> DATASET EXCERPTS
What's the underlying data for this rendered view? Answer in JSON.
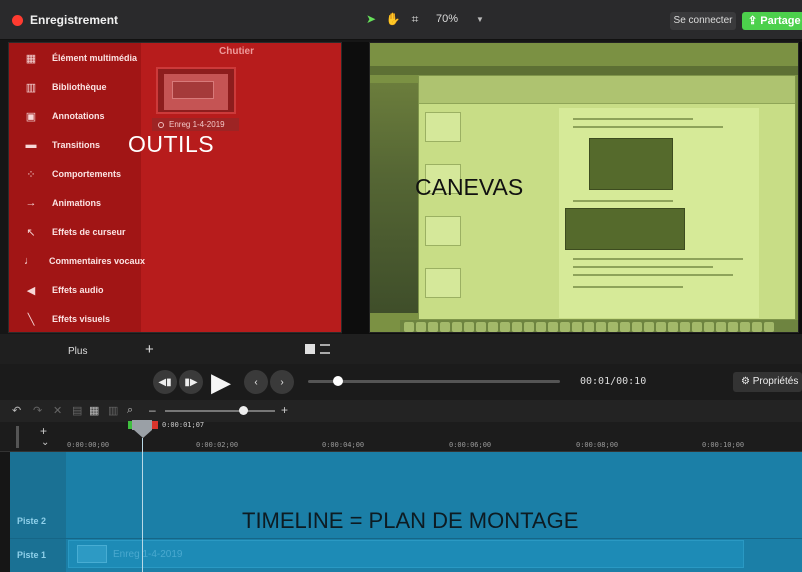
{
  "app": {
    "title": "Enregistrement"
  },
  "toolbar": {
    "icons": [
      "arrow-pointer-icon",
      "hand-pan-icon",
      "crop-icon"
    ],
    "zoom": "70%",
    "connect_label": "Se connecter",
    "share_label": "Partage",
    "colors": {
      "record": "#ff3b30",
      "share": "#4cd04c"
    }
  },
  "tools": {
    "items": [
      {
        "label": "Élément multimédia",
        "icon": "media-icon"
      },
      {
        "label": "Bibliothèque",
        "icon": "library-icon"
      },
      {
        "label": "Annotations",
        "icon": "annotation-icon"
      },
      {
        "label": "Transitions",
        "icon": "transition-icon"
      },
      {
        "label": "Comportements",
        "icon": "behavior-icon"
      },
      {
        "label": "Animations",
        "icon": "animation-icon"
      },
      {
        "label": "Effets de curseur",
        "icon": "cursor-effect-icon"
      },
      {
        "label": "Commentaires vocaux",
        "icon": "microphone-icon"
      },
      {
        "label": "Effets audio",
        "icon": "speaker-icon"
      },
      {
        "label": "Effets visuels",
        "icon": "visual-effect-icon"
      }
    ],
    "more_label": "Plus",
    "bin_title": "Chutier",
    "clip_label": "Enreg 1-4-2019",
    "overlay_label": "OUTILS",
    "overlay_color": "#b71c1c"
  },
  "canvas": {
    "overlay_label": "CANEVAS",
    "overlay_color": "#7b9143"
  },
  "playback": {
    "time": "00:01/00:10",
    "properties_label": "Propriétés",
    "progress": 0.1
  },
  "timeline": {
    "playhead_time": "0:00:01;07",
    "ticks": [
      "0:00:00;00",
      "0:00:02;00",
      "0:00:04;00",
      "0:00:06;00",
      "0:00:08;00",
      "0:00:10;00"
    ],
    "tracks": [
      {
        "label": "Piste 2"
      },
      {
        "label": "Piste 1",
        "clip": "Enreg 1-4-2019"
      }
    ],
    "overlay_label": "TIMELINE = PLAN DE MONTAGE",
    "overlay_color": "#1b7fa7",
    "zoom_level": 0.7
  }
}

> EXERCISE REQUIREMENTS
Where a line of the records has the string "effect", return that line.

> EXERCISE OUTPUT
        "icon": "cursor-effect-icon"
        "icon": "visual-effect-icon"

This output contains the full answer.